> _To do_
The reply should contain every entry below exactly as written, with no images.

:::

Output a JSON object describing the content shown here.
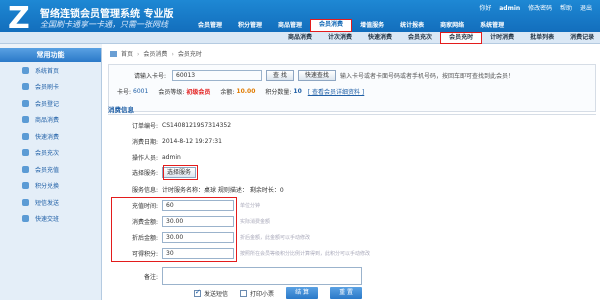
{
  "header": {
    "logo_mark": "Z",
    "title": "智络连锁会员管理系统 专业版",
    "slogan": "全国刷卡通享一卡通，只需一张网线",
    "user": "admin",
    "top_links": [
      "你好",
      "修改密码",
      "帮助",
      "退出"
    ]
  },
  "main_nav": [
    "会员管理",
    "积分管理",
    "商品管理",
    "会员消费",
    "增值服务",
    "统计报表",
    "商家网络",
    "系统管理"
  ],
  "sub_nav": [
    "商品消费",
    "计次消费",
    "快速消费",
    "会员充次",
    "会员充时",
    "计时消费",
    "批单列表",
    "消费记录"
  ],
  "sidebar": {
    "title": "常用功能",
    "items": [
      "系统首页",
      "会员刷卡",
      "会员登记",
      "商品消费",
      "快速消费",
      "会员充次",
      "会员充值",
      "积分兑换",
      "短信发送",
      "快速交班"
    ]
  },
  "breadcrumb": [
    "首页",
    "会员消费",
    "会员充时"
  ],
  "card": {
    "label": "请输入卡号:",
    "value": "60013",
    "search_btn": "查 找",
    "quick_btn": "快速查找",
    "hint": "输入卡号或者卡面号码或者手机号码，按回车即可查找到此会员！"
  },
  "member": {
    "card_label": "卡号:",
    "card": "6001",
    "level_label": "会员等级:",
    "level": "初级会员",
    "balance_label": "余额:",
    "balance": "10.00",
    "points_label": "积分数量:",
    "points": "10",
    "detail_link": "[ 查看会员详细资料 ]"
  },
  "section_title": "消费信息",
  "form": {
    "order_label": "订单编号:",
    "order": "CS14081219S7314352",
    "date_label": "消费日期:",
    "date": "2014-8-12 19:27:31",
    "operator_label": "操作人员:",
    "operator": "admin",
    "select_label": "选择服务:",
    "select_btn": "选择服务",
    "service_label": "服务信息:",
    "service": "计时服务名称：桌球  规则描述：  剩余时长：0",
    "recharge_label": "充值时间:",
    "recharge": "60",
    "recharge_tip": "单位分钟",
    "amount_label": "消费金额:",
    "amount": "30.00",
    "amount_tip": "实际消费金额",
    "discount_label": "折后金额:",
    "discount": "30.00",
    "discount_tip": "折后金额，此金额可以手动修改",
    "points_label": "可得积分:",
    "points": "30",
    "points_tip": "按照所在会员等级积分比例计算得到，此积分可以手动修改",
    "remark_label": "备注:"
  },
  "bottom": {
    "sms": "发送短信",
    "print": "打印小票",
    "submit": "结 算",
    "reset": "重 置"
  },
  "colors": {
    "accent": "#1e88d4",
    "highlight": "#e31c1c"
  }
}
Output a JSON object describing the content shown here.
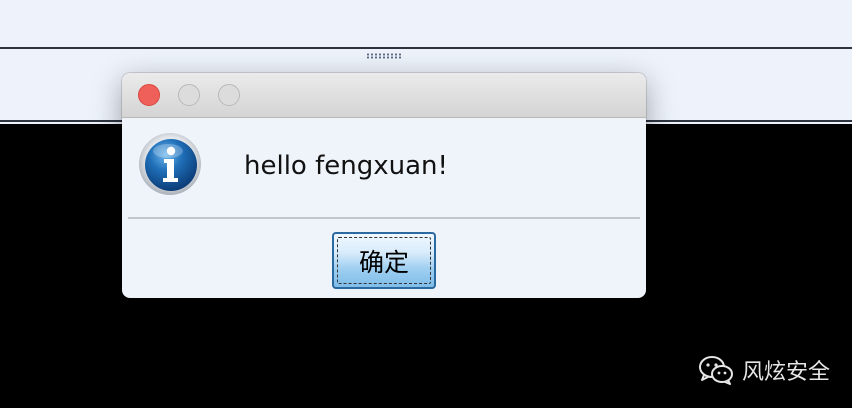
{
  "dialog": {
    "message": "hello fengxuan!",
    "ok_label": "确定",
    "icon": "info-icon"
  },
  "titlebar": {
    "buttons": [
      "close",
      "minimize",
      "maximize"
    ]
  },
  "watermark": {
    "text": "风炫安全",
    "icon": "wechat-logo-icon"
  },
  "colors": {
    "close_button": "#f0605a",
    "dialog_bg": "#eff3fa",
    "button_accent": "#7fbde9"
  }
}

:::

> _Answer to this task_
Output a JSON object describing the content shown here.
{
  "header": {
    "logo_mark": "Z",
    "title": "智络连锁会员管理系统 专业版",
    "slogan": "全国刷卡通享一卡通，只需一张网线",
    "user": "admin",
    "top_links": [
      "你好",
      "修改密码",
      "帮助",
      "退出"
    ]
  },
  "main_nav": [
    "会员管理",
    "积分管理",
    "商品管理",
    "会员消费",
    "增值服务",
    "统计报表",
    "商家网络",
    "系统管理"
  ],
  "sub_nav": [
    "商品消费",
    "计次消费",
    "快速消费",
    "会员充次",
    "会员充时",
    "计时消费",
    "批单列表",
    "消费记录"
  ],
  "sidebar": {
    "title": "常用功能",
    "items": [
      "系统首页",
      "会员刷卡",
      "会员登记",
      "商品消费",
      "快速消费",
      "会员充次",
      "会员充值",
      "积分兑换",
      "短信发送",
      "快速交班"
    ]
  },
  "breadcrumb": [
    "首页",
    "会员消费",
    "会员充时"
  ],
  "card": {
    "label": "请输入卡号:",
    "value": "60013",
    "search_btn": "查 找",
    "quick_btn": "快速查找",
    "hint": "输入卡号或者卡面号码或者手机号码，按回车即可查找到此会员！"
  },
  "member": {
    "card_label": "卡号:",
    "card": "6001",
    "level_label": "会员等级:",
    "level": "初级会员",
    "balance_label": "余额:",
    "balance": "10.00",
    "points_label": "积分数量:",
    "points": "10",
    "detail_link": "[ 查看会员详细资料 ]"
  },
  "section_title": "消费信息",
  "form": {
    "order_label": "订单编号:",
    "order": "CS14081219S7314352",
    "date_label": "消费日期:",
    "date": "2014-8-12 19:27:31",
    "operator_label": "操作人员:",
    "operator": "admin",
    "select_label": "选择服务:",
    "select_btn": "选择服务",
    "service_label": "服务信息:",
    "service": "计时服务名称：桌球  规则描述：  剩余时长：0",
    "recharge_label": "充值时间:",
    "recharge": "60",
    "recharge_tip": "单位分钟",
    "amount_label": "消费金额:",
    "amount": "30.00",
    "amount_tip": "实际消费金额",
    "discount_label": "折后金额:",
    "discount": "30.00",
    "discount_tip": "折后金额，此金额可以手动修改",
    "points_label": "可得积分:",
    "points": "30",
    "points_tip": "按照所在会员等级积分比例计算得到，此积分可以手动修改",
    "remark_label": "备注:"
  },
  "bottom": {
    "sms": "发送短信",
    "print": "打印小票",
    "submit": "结 算",
    "reset": "重 置"
  },
  "colors": {
    "accent": "#1e88d4",
    "highlight": "#e31c1c"
  }
}
Output a JSON object describing the content shown here.
{
  "dialog": {
    "message": "hello fengxuan!",
    "ok_label": "确定",
    "icon": "info-icon"
  },
  "titlebar": {
    "buttons": [
      "close",
      "minimize",
      "maximize"
    ]
  },
  "watermark": {
    "text": "风炫安全",
    "icon": "wechat-logo-icon"
  },
  "colors": {
    "close_button": "#f0605a",
    "dialog_bg": "#eff3fa",
    "button_accent": "#7fbde9"
  }
}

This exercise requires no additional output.